Task item:
Find every line in the records below that holds the word "name" and copy it.

______

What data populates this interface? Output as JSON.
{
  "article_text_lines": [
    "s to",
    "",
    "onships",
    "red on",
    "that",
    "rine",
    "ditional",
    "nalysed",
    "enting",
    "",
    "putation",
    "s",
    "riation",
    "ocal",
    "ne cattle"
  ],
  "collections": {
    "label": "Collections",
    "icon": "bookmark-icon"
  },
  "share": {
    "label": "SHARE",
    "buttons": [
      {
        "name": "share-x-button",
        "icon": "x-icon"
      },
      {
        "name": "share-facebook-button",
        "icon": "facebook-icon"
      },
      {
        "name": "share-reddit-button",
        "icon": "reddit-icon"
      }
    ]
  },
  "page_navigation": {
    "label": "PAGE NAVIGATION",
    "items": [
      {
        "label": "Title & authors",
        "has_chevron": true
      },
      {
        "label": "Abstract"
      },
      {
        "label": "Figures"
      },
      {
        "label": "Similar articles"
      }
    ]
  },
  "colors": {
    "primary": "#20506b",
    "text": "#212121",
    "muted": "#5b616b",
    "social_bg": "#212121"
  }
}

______

Written reply:
        "name": "share-x-button",
        "name": "share-facebook-button",
        "name": "share-reddit-button",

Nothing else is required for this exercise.